▶ Problem requirements: An exact restatement of every record is required.

(Entries taken from a collection)
☆ ☆ ☆ ☆ ☆ ☆ ☆
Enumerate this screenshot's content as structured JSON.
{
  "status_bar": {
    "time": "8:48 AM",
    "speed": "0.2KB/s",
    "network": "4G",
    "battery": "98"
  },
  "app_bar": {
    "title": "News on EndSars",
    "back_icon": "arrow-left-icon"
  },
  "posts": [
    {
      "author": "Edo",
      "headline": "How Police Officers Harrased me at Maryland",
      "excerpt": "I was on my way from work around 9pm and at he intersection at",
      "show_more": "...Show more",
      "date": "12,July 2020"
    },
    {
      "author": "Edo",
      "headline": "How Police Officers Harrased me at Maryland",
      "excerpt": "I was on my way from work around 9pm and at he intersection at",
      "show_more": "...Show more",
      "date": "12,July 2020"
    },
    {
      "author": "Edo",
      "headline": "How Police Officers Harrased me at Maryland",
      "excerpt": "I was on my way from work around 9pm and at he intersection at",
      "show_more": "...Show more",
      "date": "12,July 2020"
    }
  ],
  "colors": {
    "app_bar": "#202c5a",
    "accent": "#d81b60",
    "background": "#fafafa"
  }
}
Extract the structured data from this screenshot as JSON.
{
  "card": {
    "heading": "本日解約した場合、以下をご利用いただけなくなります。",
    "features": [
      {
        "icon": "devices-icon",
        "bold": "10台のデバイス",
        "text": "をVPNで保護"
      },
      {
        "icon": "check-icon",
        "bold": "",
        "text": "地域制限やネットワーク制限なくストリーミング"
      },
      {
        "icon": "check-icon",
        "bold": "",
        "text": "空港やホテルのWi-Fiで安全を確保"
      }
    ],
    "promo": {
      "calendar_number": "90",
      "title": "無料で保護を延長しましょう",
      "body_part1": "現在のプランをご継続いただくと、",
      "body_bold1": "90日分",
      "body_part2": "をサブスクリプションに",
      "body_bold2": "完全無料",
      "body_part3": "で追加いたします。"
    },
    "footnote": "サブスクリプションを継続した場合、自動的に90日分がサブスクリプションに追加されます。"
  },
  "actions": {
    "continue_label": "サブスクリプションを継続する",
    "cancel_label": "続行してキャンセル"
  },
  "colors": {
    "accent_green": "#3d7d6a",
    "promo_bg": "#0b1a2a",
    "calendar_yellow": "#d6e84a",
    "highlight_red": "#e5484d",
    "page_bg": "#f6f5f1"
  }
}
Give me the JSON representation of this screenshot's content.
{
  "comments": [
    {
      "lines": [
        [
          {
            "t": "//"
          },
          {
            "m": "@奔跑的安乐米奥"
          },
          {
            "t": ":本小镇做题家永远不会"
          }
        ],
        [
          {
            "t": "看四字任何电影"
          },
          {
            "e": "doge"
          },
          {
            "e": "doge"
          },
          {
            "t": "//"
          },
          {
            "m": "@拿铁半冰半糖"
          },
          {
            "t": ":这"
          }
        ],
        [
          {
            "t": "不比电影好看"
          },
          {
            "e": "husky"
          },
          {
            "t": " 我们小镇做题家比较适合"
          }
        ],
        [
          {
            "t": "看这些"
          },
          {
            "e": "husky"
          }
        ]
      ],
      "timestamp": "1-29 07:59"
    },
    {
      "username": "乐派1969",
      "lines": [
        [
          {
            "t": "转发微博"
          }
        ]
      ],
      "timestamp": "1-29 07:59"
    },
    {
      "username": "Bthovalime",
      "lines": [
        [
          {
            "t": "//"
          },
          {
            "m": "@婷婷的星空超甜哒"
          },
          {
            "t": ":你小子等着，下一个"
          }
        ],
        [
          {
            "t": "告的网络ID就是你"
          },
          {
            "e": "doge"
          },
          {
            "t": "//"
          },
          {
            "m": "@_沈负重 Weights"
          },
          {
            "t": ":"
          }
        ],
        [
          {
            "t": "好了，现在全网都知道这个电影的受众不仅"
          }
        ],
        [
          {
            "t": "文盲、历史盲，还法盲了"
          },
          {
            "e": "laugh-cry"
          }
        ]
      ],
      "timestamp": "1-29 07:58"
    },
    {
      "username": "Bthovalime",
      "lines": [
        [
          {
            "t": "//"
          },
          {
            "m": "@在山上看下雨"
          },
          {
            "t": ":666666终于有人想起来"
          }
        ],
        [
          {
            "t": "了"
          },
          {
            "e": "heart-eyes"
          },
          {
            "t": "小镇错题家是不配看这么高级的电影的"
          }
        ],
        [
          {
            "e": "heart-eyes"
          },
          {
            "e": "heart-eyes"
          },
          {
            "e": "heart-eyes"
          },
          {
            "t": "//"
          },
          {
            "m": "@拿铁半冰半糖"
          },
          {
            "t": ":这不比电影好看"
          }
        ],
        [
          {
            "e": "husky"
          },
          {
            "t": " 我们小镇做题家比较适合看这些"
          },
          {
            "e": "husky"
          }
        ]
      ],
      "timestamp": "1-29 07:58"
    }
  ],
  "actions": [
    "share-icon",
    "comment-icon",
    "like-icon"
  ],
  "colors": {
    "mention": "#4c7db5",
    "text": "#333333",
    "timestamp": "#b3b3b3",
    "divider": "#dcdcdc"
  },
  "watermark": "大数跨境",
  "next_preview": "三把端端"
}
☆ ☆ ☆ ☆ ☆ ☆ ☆
▶ Written answer:
Enumerate this screenshot's content as structured JSON.
{
  "status_bar": {
    "time": "8:48 AM",
    "speed": "0.2KB/s",
    "network": "4G",
    "battery": "98"
  },
  "app_bar": {
    "title": "News on EndSars",
    "back_icon": "arrow-left-icon"
  },
  "posts": [
    {
      "author": "Edo",
      "headline": "How Police Officers Harrased me at Maryland",
      "excerpt": "I was on my way from work around 9pm and at he intersection at",
      "show_more": "...Show more",
      "date": "12,July 2020"
    },
    {
      "author": "Edo",
      "headline": "How Police Officers Harrased me at Maryland",
      "excerpt": "I was on my way from work around 9pm and at he intersection at",
      "show_more": "...Show more",
      "date": "12,July 2020"
    },
    {
      "author": "Edo",
      "headline": "How Police Officers Harrased me at Maryland",
      "excerpt": "I was on my way from work around 9pm and at he intersection at",
      "show_more": "...Show more",
      "date": "12,July 2020"
    }
  ],
  "colors": {
    "app_bar": "#202c5a",
    "accent": "#d81b60",
    "background": "#fafafa"
  }
}
Extract the structured data from this screenshot as JSON.
{
  "card": {
    "heading": "本日解約した場合、以下をご利用いただけなくなります。",
    "features": [
      {
        "icon": "devices-icon",
        "bold": "10台のデバイス",
        "text": "をVPNで保護"
      },
      {
        "icon": "check-icon",
        "bold": "",
        "text": "地域制限やネットワーク制限なくストリーミング"
      },
      {
        "icon": "check-icon",
        "bold": "",
        "text": "空港やホテルのWi-Fiで安全を確保"
      }
    ],
    "promo": {
      "calendar_number": "90",
      "title": "無料で保護を延長しましょう",
      "body_part1": "現在のプランをご継続いただくと、",
      "body_bold1": "90日分",
      "body_part2": "をサブスクリプションに",
      "body_bold2": "完全無料",
      "body_part3": "で追加いたします。"
    },
    "footnote": "サブスクリプションを継続した場合、自動的に90日分がサブスクリプションに追加されます。"
  },
  "actions": {
    "continue_label": "サブスクリプションを継続する",
    "cancel_label": "続行してキャンセル"
  },
  "colors": {
    "accent_green": "#3d7d6a",
    "promo_bg": "#0b1a2a",
    "calendar_yellow": "#d6e84a",
    "highlight_red": "#e5484d",
    "page_bg": "#f6f5f1"
  }
}
Give me the JSON representation of this screenshot's content.
{
  "comments": [
    {
      "lines": [
        [
          {
            "t": "//"
          },
          {
            "m": "@奔跑的安乐米奥"
          },
          {
            "t": ":本小镇做题家永远不会"
          }
        ],
        [
          {
            "t": "看四字任何电影"
          },
          {
            "e": "doge"
          },
          {
            "e": "doge"
          },
          {
            "t": "//"
          },
          {
            "m": "@拿铁半冰半糖"
          },
          {
            "t": ":这"
          }
        ],
        [
          {
            "t": "不比电影好看"
          },
          {
            "e": "husky"
          },
          {
            "t": " 我们小镇做题家比较适合"
          }
        ],
        [
          {
            "t": "看这些"
          },
          {
            "e": "husky"
          }
        ]
      ],
      "timestamp": "1-29 07:59"
    },
    {
      "username": "乐派1969",
      "lines": [
        [
          {
            "t": "转发微博"
          }
        ]
      ],
      "timestamp": "1-29 07:59"
    },
    {
      "username": "Bthovalime",
      "lines": [
        [
          {
            "t": "//"
          },
          {
            "m": "@婷婷的星空超甜哒"
          },
          {
            "t": ":你小子等着，下一个"
          }
        ],
        [
          {
            "t": "告的网络ID就是你"
          },
          {
            "e": "doge"
          },
          {
            "t": "//"
          },
          {
            "m": "@_沈负重 Weights"
          },
          {
            "t": ":"
          }
        ],
        [
          {
            "t": "好了，现在全网都知道这个电影的受众不仅"
          }
        ],
        [
          {
            "t": "文盲、历史盲，还法盲了"
          },
          {
            "e": "laugh-cry"
          }
        ]
      ],
      "timestamp": "1-29 07:58"
    },
    {
      "username": "Bthovalime",
      "lines": [
        [
          {
            "t": "//"
          },
          {
            "m": "@在山上看下雨"
          },
          {
            "t": ":666666终于有人想起来"
          }
        ],
        [
          {
            "t": "了"
          },
          {
            "e": "heart-eyes"
          },
          {
            "t": "小镇错题家是不配看这么高级的电影的"
          }
        ],
        [
          {
            "e": "heart-eyes"
          },
          {
            "e": "heart-eyes"
          },
          {
            "e": "heart-eyes"
          },
          {
            "t": "//"
          },
          {
            "m": "@拿铁半冰半糖"
          },
          {
            "t": ":这不比电影好看"
          }
        ],
        [
          {
            "e": "husky"
          },
          {
            "t": " 我们小镇做题家比较适合看这些"
          },
          {
            "e": "husky"
          }
        ]
      ],
      "timestamp": "1-29 07:58"
    }
  ],
  "actions": [
    "share-icon",
    "comment-icon",
    "like-icon"
  ],
  "colors": {
    "mention": "#4c7db5",
    "text": "#333333",
    "timestamp": "#b3b3b3",
    "divider": "#dcdcdc"
  },
  "watermark": "大数跨境",
  "next_preview": "三把端端"
}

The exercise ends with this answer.